On 8 April 2015, China’s National Endangered Species Office issued a directive suspending imports of CITES listed timber species (Pericopsis elata) and (Dalbergia cochinchinensis) from the Democratic Republic of Congo (DRC) and Laos. This restriction follows a directive from CITES Secretariat recommending all signatory countries to suspend trade in CITES-listed species from the DRC, the Lao People’s Democratic Republic and Nigeria until further notice due to the failure of these three countries to submit a National Ivory Action Plan.
National action on timber legality
The project on developing Chinese National Timber Legality Verification system was launched in December 2009 with the help of DFID, connecting China with UK and EU experience. It aims to develop a cost efficient legality verification system which is adapted to Chinese context, and could possibly develop to endorse wood products labelled under robust legality or certification standards from other importing countries, e.g. license issued by Indonesian Timber legality Assurance System (TLAS), VPA licenses, FSC certificates of forest certification or timber legality verification.
China has no Voluntary Partnership Agreement (VPA) with the EU, although the EU and SFA agreed to establish a Bilateral Coordination Mechanism (BCM) on FLEGT in January 2009. One of many tasks listed is to explore opportunities for EU and China to develop a shared approach towards legality verification schemes for timber and timber products implemented by timber exporting countries, including in the context of FLEGT VPAs. The BCM experts committee which consist of experts from both China and EU have drafted the work plan later 2009 for both Chinese and EU governments to consider.

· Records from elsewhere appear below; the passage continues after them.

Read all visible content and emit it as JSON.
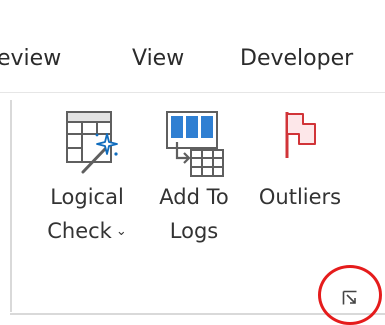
{
  "tabs": {
    "review": "eview",
    "view": "View",
    "developer": "Developer"
  },
  "ribbon_group": {
    "commands": [
      {
        "label_line1": "Logical",
        "label_line2": "Check",
        "has_dropdown": true,
        "dropdown_glyph": "⌄",
        "icon": "wand-grid-icon"
      },
      {
        "label_line1": "Add To",
        "label_line2": "Logs",
        "icon": "add-to-logs-icon"
      },
      {
        "label_line1": "Outliers",
        "icon": "flag-icon"
      }
    ],
    "dialog_launcher_icon": "dialog-launcher-icon"
  },
  "colors": {
    "flag_red": "#d13438",
    "flag_fill": "#fde7e9",
    "accent_blue": "#0f6cbd",
    "annotation_red": "#e51c1c"
  }
}
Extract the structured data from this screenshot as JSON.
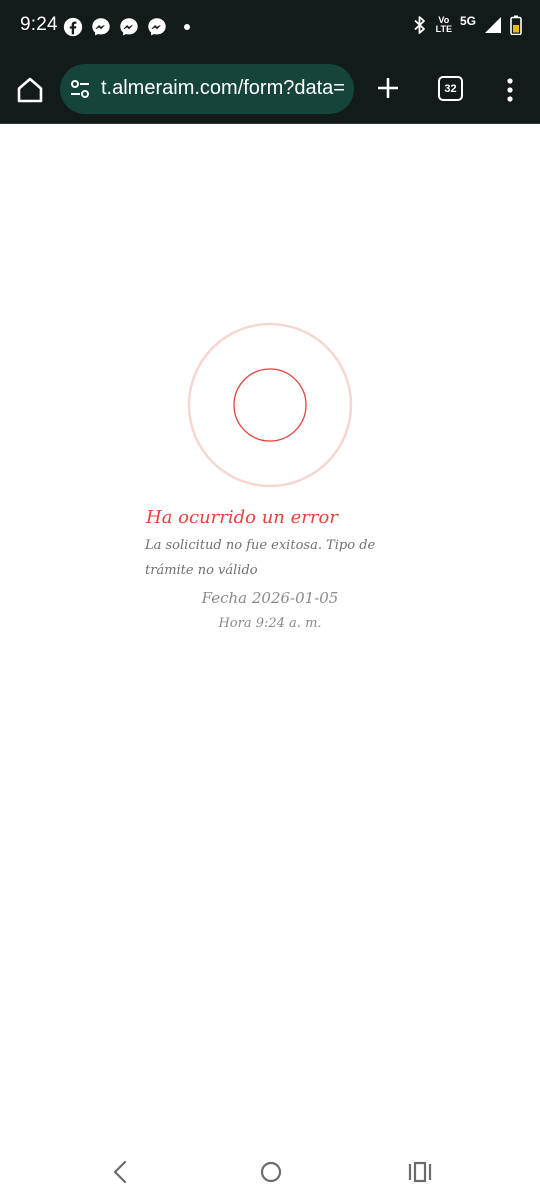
{
  "status_bar": {
    "time": "9:24",
    "notification_icons": [
      "facebook-icon",
      "messenger-icon",
      "messenger-icon",
      "messenger-icon"
    ],
    "volte_top": "Vo",
    "volte_bottom": "LTE",
    "network": "5G"
  },
  "browser": {
    "url": "t.almeraim.com/form?data=",
    "tab_count": "32"
  },
  "error": {
    "title": "Ha ocurrido un error",
    "message": "La solicitud no fue exitosa. Tipo de trámite no válido",
    "date": "Fecha 2026-01-05",
    "time": "Hora 9:24 a. m."
  },
  "colors": {
    "status_bg": "#121a1a",
    "omnibox_bg": "#15443b",
    "error_red": "#e8413d",
    "text_gray": "#707070"
  }
}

Other national action of China has been the development of a National timber tracking system. The China Timber and Wood Products Distribution Association (CTWPDA) has announced that a National tracking, inspection and labelling system for wood products has been officially launched (April 2015) and that certificates of compliance have been issued to some enterprises using the system. Details of the tracking certificates which have been issued to the participating enterprises can be found on the CTWPDA website which at present is only in Chinese. The system covers wood-based panels, flooring, wooden doors, furniture, engineered wood, treated logs and redwood products.

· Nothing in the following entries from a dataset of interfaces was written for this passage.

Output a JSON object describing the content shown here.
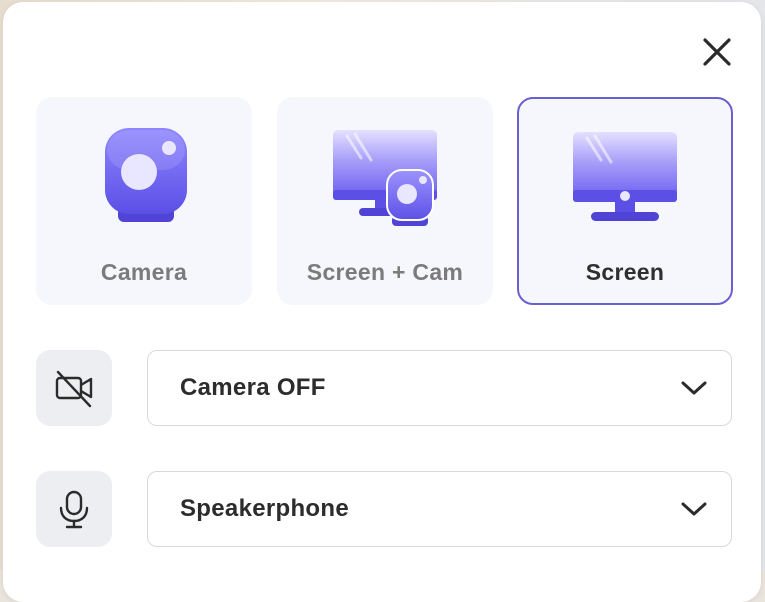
{
  "modes": [
    {
      "label": "Camera",
      "icon": "camera-mode-icon",
      "selected": false
    },
    {
      "label": "Screen + Cam",
      "icon": "screen-cam-mode-icon",
      "selected": false
    },
    {
      "label": "Screen",
      "icon": "screen-mode-icon",
      "selected": true
    }
  ],
  "camera": {
    "value": "Camera OFF",
    "icon": "camera-off-icon"
  },
  "microphone": {
    "value": "Speakerphone",
    "icon": "microphone-icon"
  },
  "colors": {
    "accent": "#6a5fd0",
    "illustration_purple": "#6b5ff0",
    "card_background": "#f6f7fc",
    "icon_tile_background": "#eceef1"
  }
}
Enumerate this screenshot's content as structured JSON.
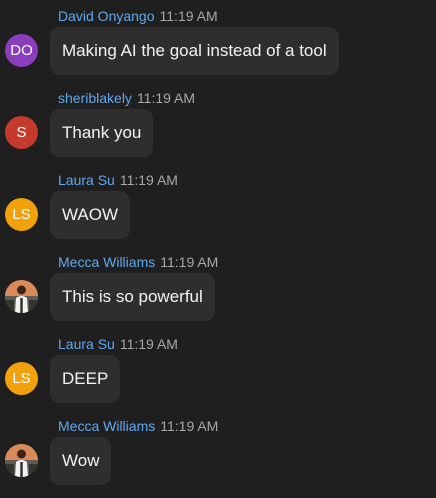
{
  "messages": [
    {
      "sender": "David Onyango",
      "time": "11:19 AM",
      "text": "Making AI the goal instead of a tool",
      "avatar": {
        "type": "initials",
        "initials": "DO",
        "color": "#8a3dbd"
      }
    },
    {
      "sender": "sheriblakely",
      "time": "11:19 AM",
      "text": "Thank you",
      "avatar": {
        "type": "initials",
        "initials": "S",
        "color": "#c53a2d"
      }
    },
    {
      "sender": "Laura Su",
      "time": "11:19 AM",
      "text": "WAOW",
      "avatar": {
        "type": "initials",
        "initials": "LS",
        "color": "#f0a10c"
      }
    },
    {
      "sender": "Mecca Williams",
      "time": "11:19 AM",
      "text": "This is so powerful",
      "avatar": {
        "type": "photo",
        "icon": "person-photo-icon"
      }
    },
    {
      "sender": "Laura Su",
      "time": "11:19 AM",
      "text": "DEEP",
      "avatar": {
        "type": "initials",
        "initials": "LS",
        "color": "#f0a10c"
      }
    },
    {
      "sender": "Mecca Williams",
      "time": "11:19 AM",
      "text": "Wow",
      "avatar": {
        "type": "photo",
        "icon": "person-photo-icon"
      }
    }
  ],
  "colors": {
    "background": "#1f1f1f",
    "bubble": "#2e2e2e",
    "sender_name": "#62a8ee",
    "timestamp": "#a8a8a8",
    "message_text": "#f3f3f3"
  }
}
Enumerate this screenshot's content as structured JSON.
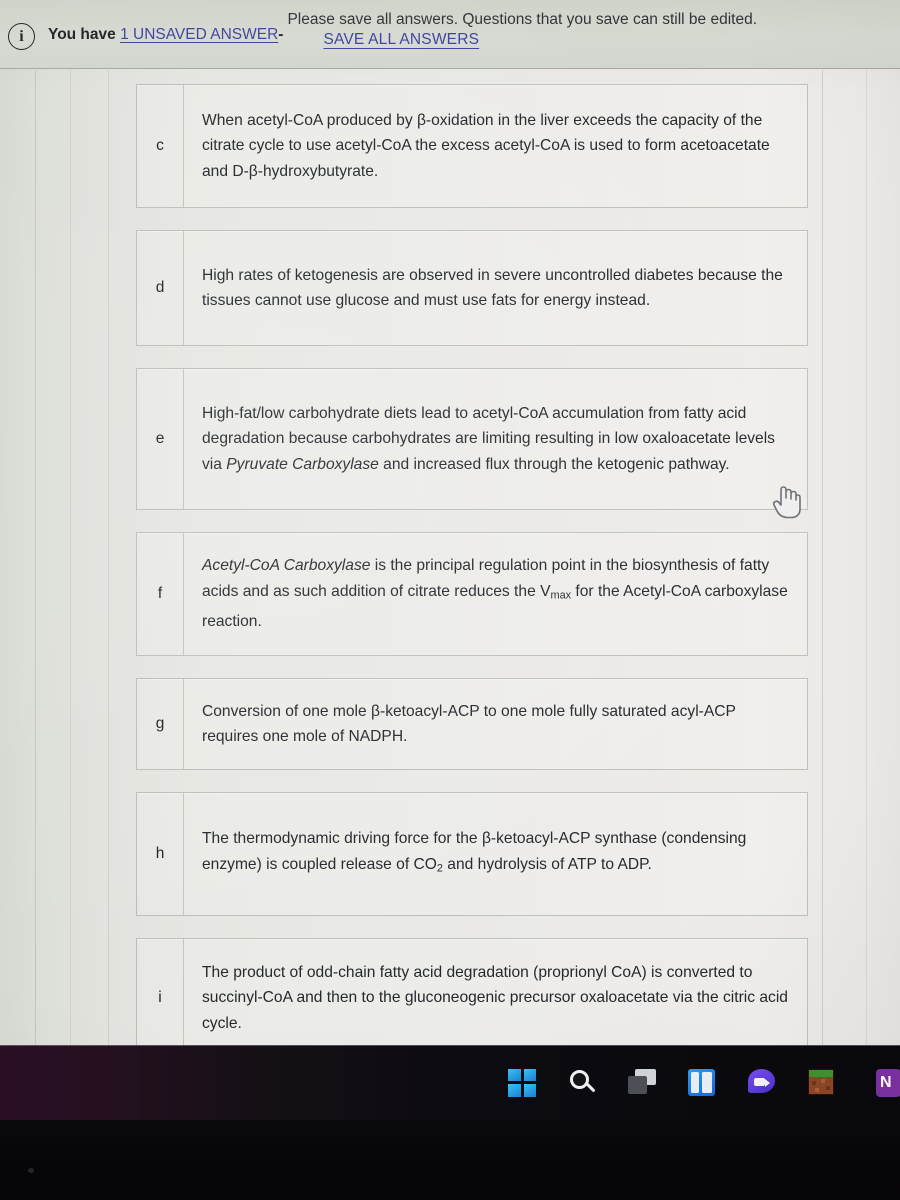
{
  "banner": {
    "icon": "info-circle-icon",
    "prefix": "You have",
    "unsaved_link": "1 UNSAVED ANSWER",
    "separator": "-",
    "message": "Please save all answers. Questions that you save can still be edited.",
    "save_all_label": "SAVE ALL ANSWERS",
    "link_color": "#3b3f9e",
    "background": "#d9ddd4"
  },
  "answers": [
    {
      "letter": "c",
      "text": "When acetyl-CoA produced by β-oxidation in the liver exceeds the capacity of the citrate cycle to use acetyl-CoA the excess acetyl-CoA is used to form acetoacetate and D-β-hydroxybutyrate."
    },
    {
      "letter": "d",
      "text": "High rates of ketogenesis are observed in severe uncontrolled diabetes because the tissues cannot use glucose and must use fats for energy instead."
    },
    {
      "letter": "e",
      "text_part1": "High-fat/low carbohydrate diets lead to acetyl-CoA accumulation from fatty acid degradation because carbohydrates are limiting resulting in low oxaloacetate levels via ",
      "italic": "Pyruvate Carboxylase",
      "text_part2": " and increased flux through the ketogenic pathway."
    },
    {
      "letter": "f",
      "italic": "Acetyl-CoA Carboxylase",
      "text_part1": " is the principal regulation point in the biosynthesis of fatty acids and as such addition of citrate reduces the ",
      "v_symbol": "V",
      "v_sub": "max",
      "text_part2": " for the Acetyl-CoA carboxylase reaction."
    },
    {
      "letter": "g",
      "text": "Conversion of one mole β-ketoacyl-ACP to one mole fully saturated acyl-ACP requires one mole of NADPH."
    },
    {
      "letter": "h",
      "text_part1": "The thermodynamic driving force for the β-ketoacyl-ACP synthase (condensing enzyme) is coupled release of CO",
      "sub": "2",
      "text_part2": " and hydrolysis of ATP to ADP."
    },
    {
      "letter": "i",
      "text": "The product of odd-chain fatty acid degradation (proprionyl CoA) is converted to succinyl-CoA and then to the gluconeogenic precursor oxaloacetate via the citric acid cycle."
    }
  ],
  "cursor": {
    "type": "pointer-hand-cursor"
  },
  "taskbar": {
    "items": [
      {
        "name": "windows-start-icon",
        "label": ""
      },
      {
        "name": "search-icon",
        "label": ""
      },
      {
        "name": "task-view-icon",
        "label": ""
      },
      {
        "name": "widgets-icon",
        "label": ""
      },
      {
        "name": "chat-icon",
        "label": ""
      },
      {
        "name": "minecraft-icon",
        "label": ""
      },
      {
        "name": "onenote-icon",
        "label": "N"
      }
    ]
  }
}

Third party certification
In October 2007, China issued its own forest certification standards (CFCS – China Forest Certification System), followed by a number of pilot projects to test such standards. The pilot includes forest management, chain of custody, non-timber forest products (NTFP), bamboo, production management of rare and endangered species, forest ecological environmental services, and other fields. In February 2014, the China Forest Certification Scheme (CFCS) achieved endorsement by PEFC. The PEFC statistics March 2016 report a total area under certification amounting to 5,620,093 ha and 269 CoC certificates.

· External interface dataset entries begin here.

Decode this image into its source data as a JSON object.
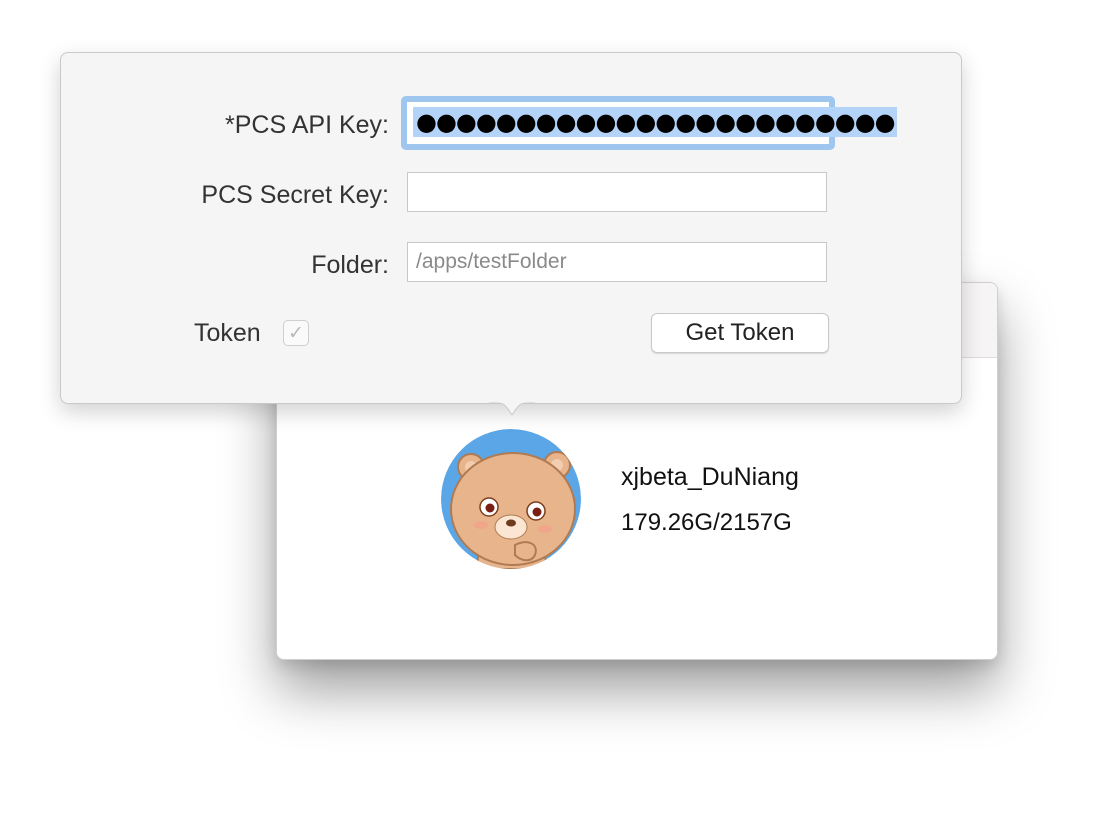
{
  "popover": {
    "api_key": {
      "label": "*PCS API Key:",
      "value_masked": "●●●●●●●●●●●●●●●●●●●●●●●●"
    },
    "secret_key": {
      "label": "PCS Secret Key:",
      "value": ""
    },
    "folder": {
      "label": "Folder:",
      "value": "",
      "placeholder": "/apps/testFolder"
    },
    "token": {
      "label": "Token",
      "checked": true,
      "check_glyph": "✓"
    },
    "get_token_label": "Get Token",
    "icons": {
      "checkbox": "checkmark-icon"
    }
  },
  "account": {
    "username": "xjbeta_DuNiang",
    "quota": "179.26G/2157G",
    "avatar": "bear-avatar-icon"
  },
  "colors": {
    "focus_ring": "#9ec6ee",
    "selection": "#b3d4f8",
    "popover_bg": "#f5f5f5",
    "avatar_bg": "#5aa6e6"
  }
}
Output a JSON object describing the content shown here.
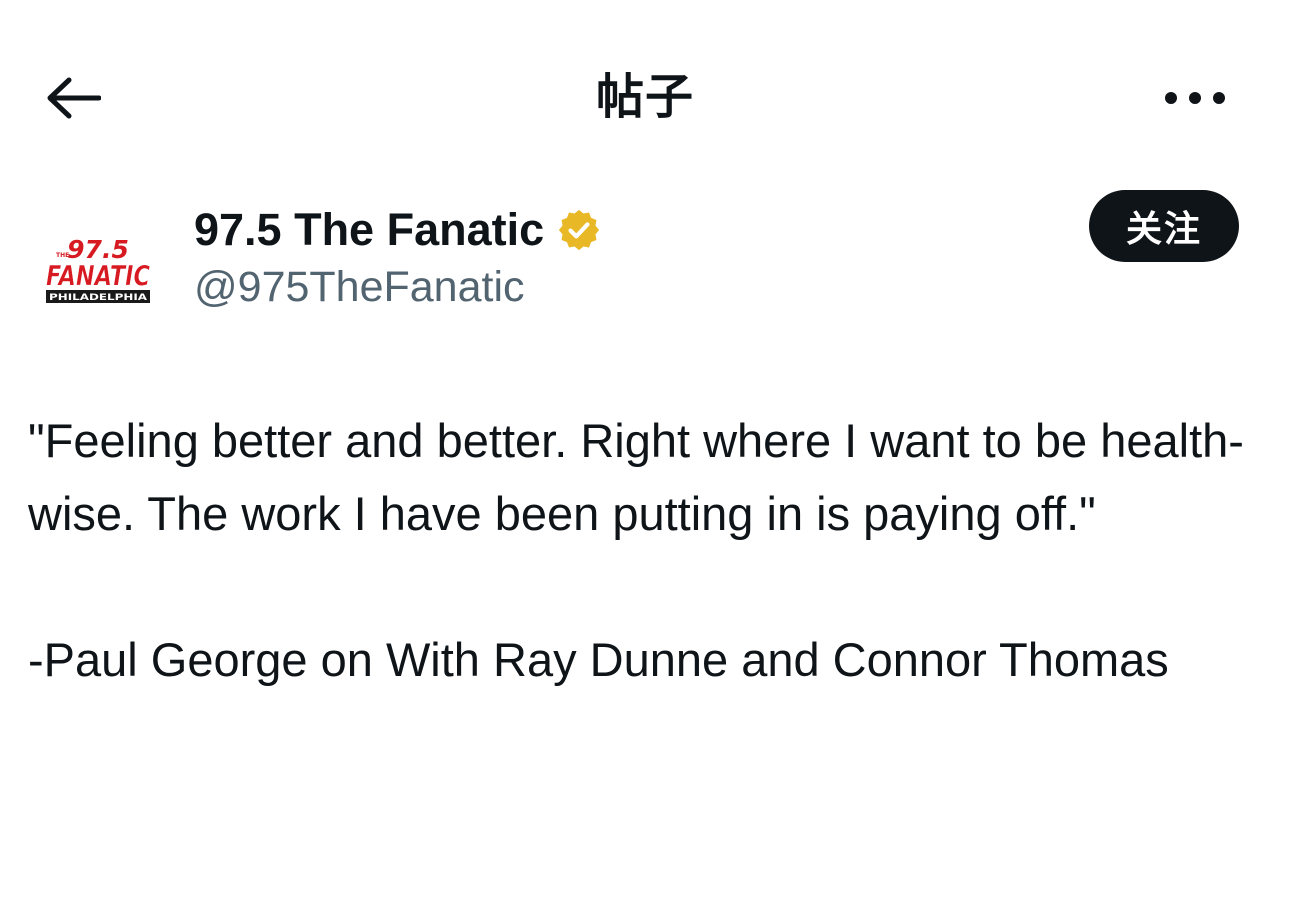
{
  "header": {
    "title": "帖子",
    "back_icon": "arrow-left-icon",
    "more_icon": "more-horizontal-icon"
  },
  "author": {
    "name": "97.5 The Fanatic",
    "handle": "@975TheFanatic",
    "verified": true,
    "verified_color": "#e8b826",
    "avatar_logo": {
      "top": "THE",
      "number": "97.5",
      "brand": "FANATIC",
      "city": "PHILADELPHIA",
      "brand_color": "#d71a21"
    },
    "follow_label": "关注"
  },
  "tweet": {
    "paragraph1": "\"Feeling better and better. Right where I want to be health-wise. The work I have been putting in is paying off.\"",
    "paragraph2": "-Paul George on With Ray Dunne and Connor Thomas"
  },
  "colors": {
    "text_primary": "#0f1419",
    "text_secondary": "#536471",
    "button_bg": "#0f1419",
    "background": "#ffffff"
  }
}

The FSC China National Initiative was launched in March 2006 to develop forest certification standards compatible to forest conditions in China. In June 2016, the country was reported to have 892,508 ha of FSC-certified forests. Chain-of-Custody (CoC) certification has grown even faster (4,472 in June 2016).
Besides these major initiatives there is also a valid SCS Legal Harvest certificate in China.
Sources of information
- CITES database
- EFI (2011) Baseline study 1 - China: Overview of Forest Governance, Markets and Trade.
- Forest Trends - China's logging ban
- FSC report “Facts & Figures” – June 2016
- ITTO, Tropical Timber Market Report, Volume 19 Number 7, 1st – 15th April 2015.
- PEFC Endorsed national standard - China
- PEFC Global certificates – March 2016: http://www.pefc.org/images/documents/PEFC_Global_Certificates_-_March_2016.pdf
- SCS LegalHarvest Verification (LHV)
- WWF GFTN & TRAFFIC Framework for Assessing Legality of Forestry Operations, Timber Processing and Trade Annex - China
- WWF GFTN Guide to legal & responsible sourcing - China
- CITES: https://cites.org/eng/app/E-Apr27.pdf
GFTN-China is the Chinese chapter of WWF's Global Forest & Trade Network (GFTN), WWF's initiative to eliminate illegal logging and improve the management of valuable and threatened forests.